[Task objective]
Keep only the lines of the material below that contain the word "record". Copy those lines.
Start of Raw data
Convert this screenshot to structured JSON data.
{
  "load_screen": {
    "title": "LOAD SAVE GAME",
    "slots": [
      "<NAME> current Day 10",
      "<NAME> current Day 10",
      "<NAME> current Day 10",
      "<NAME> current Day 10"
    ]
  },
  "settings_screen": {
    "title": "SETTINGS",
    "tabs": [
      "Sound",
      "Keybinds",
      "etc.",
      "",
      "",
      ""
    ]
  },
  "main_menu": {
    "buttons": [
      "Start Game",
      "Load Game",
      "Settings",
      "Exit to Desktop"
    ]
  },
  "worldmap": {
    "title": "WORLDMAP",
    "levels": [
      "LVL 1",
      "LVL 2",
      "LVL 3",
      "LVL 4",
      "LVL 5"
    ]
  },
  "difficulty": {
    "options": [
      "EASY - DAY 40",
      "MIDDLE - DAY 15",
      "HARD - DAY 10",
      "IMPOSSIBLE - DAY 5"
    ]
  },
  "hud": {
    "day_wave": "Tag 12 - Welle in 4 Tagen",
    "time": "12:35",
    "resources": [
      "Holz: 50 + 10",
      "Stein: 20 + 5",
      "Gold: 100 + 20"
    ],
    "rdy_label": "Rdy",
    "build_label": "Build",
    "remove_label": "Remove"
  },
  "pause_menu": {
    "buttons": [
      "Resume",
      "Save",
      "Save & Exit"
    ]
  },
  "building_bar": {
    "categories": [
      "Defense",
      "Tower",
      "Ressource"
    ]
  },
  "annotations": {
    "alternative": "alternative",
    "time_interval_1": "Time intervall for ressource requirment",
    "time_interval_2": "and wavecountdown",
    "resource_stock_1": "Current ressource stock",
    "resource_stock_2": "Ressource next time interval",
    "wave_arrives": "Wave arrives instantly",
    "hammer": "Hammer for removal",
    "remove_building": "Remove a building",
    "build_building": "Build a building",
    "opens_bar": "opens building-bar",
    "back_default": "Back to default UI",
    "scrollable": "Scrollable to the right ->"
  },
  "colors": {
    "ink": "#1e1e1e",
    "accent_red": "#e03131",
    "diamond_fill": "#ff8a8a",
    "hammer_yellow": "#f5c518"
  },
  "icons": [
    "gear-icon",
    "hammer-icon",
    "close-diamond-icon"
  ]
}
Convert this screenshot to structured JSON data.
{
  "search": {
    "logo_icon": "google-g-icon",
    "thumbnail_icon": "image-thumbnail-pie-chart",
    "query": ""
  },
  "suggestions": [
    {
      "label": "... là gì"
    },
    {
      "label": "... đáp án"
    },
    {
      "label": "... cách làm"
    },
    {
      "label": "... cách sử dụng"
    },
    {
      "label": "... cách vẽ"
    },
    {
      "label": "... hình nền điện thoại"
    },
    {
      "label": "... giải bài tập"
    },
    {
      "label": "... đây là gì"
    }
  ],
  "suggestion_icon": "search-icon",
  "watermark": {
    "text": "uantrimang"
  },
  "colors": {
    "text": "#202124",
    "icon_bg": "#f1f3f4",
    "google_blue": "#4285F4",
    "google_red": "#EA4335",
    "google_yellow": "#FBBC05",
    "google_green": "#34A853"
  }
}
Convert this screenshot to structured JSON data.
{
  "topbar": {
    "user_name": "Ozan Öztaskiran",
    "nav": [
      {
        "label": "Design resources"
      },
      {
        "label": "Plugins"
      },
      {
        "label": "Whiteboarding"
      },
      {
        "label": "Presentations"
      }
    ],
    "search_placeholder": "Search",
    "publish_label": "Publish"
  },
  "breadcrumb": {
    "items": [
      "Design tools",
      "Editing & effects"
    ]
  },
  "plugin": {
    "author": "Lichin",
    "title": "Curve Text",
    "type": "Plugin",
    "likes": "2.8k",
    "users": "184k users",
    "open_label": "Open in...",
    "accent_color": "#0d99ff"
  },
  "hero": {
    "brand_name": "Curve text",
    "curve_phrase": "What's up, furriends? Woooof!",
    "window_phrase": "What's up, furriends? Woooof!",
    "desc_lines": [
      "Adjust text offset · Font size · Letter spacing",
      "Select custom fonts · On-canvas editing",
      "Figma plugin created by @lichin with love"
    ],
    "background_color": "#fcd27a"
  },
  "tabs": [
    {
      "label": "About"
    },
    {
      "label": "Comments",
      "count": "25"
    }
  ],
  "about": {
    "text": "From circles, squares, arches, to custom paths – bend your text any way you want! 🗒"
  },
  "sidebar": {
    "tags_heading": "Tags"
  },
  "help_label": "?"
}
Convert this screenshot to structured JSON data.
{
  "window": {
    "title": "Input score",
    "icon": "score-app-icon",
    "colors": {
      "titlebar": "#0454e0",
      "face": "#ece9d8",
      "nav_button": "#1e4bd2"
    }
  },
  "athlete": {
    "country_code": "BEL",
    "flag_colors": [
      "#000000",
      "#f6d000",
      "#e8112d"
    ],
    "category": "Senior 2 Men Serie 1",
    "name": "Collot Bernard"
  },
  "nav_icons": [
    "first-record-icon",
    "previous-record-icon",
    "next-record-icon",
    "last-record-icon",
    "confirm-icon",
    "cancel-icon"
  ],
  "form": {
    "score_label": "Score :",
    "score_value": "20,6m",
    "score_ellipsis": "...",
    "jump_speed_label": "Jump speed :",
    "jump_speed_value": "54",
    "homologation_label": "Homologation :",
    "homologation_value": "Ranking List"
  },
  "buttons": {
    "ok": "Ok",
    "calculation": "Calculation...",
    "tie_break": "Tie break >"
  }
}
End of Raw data
[Exercise answer]
    "first-record-icon",
    "previous-record-icon",
    "next-record-icon",
    "last-record-icon",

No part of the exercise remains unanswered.